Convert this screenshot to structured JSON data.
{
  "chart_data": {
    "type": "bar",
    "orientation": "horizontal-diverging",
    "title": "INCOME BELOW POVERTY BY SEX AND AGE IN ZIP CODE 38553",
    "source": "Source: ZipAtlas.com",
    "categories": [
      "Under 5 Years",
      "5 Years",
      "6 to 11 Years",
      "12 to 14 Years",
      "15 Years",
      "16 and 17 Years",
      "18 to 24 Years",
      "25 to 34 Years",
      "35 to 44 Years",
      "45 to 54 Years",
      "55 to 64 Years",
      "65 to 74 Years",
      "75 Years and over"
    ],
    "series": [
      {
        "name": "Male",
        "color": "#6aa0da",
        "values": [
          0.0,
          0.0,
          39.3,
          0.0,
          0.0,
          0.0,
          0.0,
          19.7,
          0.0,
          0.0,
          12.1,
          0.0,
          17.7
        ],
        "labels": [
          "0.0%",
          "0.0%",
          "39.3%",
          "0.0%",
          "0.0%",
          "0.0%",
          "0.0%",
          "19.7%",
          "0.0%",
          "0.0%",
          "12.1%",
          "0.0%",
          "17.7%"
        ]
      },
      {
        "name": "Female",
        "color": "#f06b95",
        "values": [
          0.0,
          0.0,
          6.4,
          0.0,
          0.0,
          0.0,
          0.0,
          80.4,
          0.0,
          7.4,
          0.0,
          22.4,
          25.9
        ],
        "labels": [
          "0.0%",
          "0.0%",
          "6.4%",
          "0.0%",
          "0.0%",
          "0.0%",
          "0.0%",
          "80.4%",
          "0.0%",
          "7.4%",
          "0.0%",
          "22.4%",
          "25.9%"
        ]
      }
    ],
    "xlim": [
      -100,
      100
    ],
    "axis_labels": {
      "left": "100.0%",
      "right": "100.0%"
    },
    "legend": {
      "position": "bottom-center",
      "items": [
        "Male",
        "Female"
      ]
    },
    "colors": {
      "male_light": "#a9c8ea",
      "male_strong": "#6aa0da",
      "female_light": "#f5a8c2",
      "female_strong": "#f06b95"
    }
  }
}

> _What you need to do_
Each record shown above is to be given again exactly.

> _Response for this exercise_
Convert this screenshot to structured JSON data.
{
  "chart_data": {
    "type": "bar",
    "orientation": "horizontal-diverging",
    "title": "INCOME BELOW POVERTY BY SEX AND AGE IN ZIP CODE 38553",
    "source": "Source: ZipAtlas.com",
    "categories": [
      "Under 5 Years",
      "5 Years",
      "6 to 11 Years",
      "12 to 14 Years",
      "15 Years",
      "16 and 17 Years",
      "18 to 24 Years",
      "25 to 34 Years",
      "35 to 44 Years",
      "45 to 54 Years",
      "55 to 64 Years",
      "65 to 74 Years",
      "75 Years and over"
    ],
    "series": [
      {
        "name": "Male",
        "color": "#6aa0da",
        "values": [
          0.0,
          0.0,
          39.3,
          0.0,
          0.0,
          0.0,
          0.0,
          19.7,
          0.0,
          0.0,
          12.1,
          0.0,
          17.7
        ],
        "labels": [
          "0.0%",
          "0.0%",
          "39.3%",
          "0.0%",
          "0.0%",
          "0.0%",
          "0.0%",
          "19.7%",
          "0.0%",
          "0.0%",
          "12.1%",
          "0.0%",
          "17.7%"
        ]
      },
      {
        "name": "Female",
        "color": "#f06b95",
        "values": [
          0.0,
          0.0,
          6.4,
          0.0,
          0.0,
          0.0,
          0.0,
          80.4,
          0.0,
          7.4,
          0.0,
          22.4,
          25.9
        ],
        "labels": [
          "0.0%",
          "0.0%",
          "6.4%",
          "0.0%",
          "0.0%",
          "0.0%",
          "0.0%",
          "80.4%",
          "0.0%",
          "7.4%",
          "0.0%",
          "22.4%",
          "25.9%"
        ]
      }
    ],
    "xlim": [
      -100,
      100
    ],
    "axis_labels": {
      "left": "100.0%",
      "right": "100.0%"
    },
    "legend": {
      "position": "bottom-center",
      "items": [
        "Male",
        "Female"
      ]
    },
    "colors": {
      "male_light": "#a9c8ea",
      "male_strong": "#6aa0da",
      "female_light": "#f5a8c2",
      "female_strong": "#f06b95"
    }
  }
}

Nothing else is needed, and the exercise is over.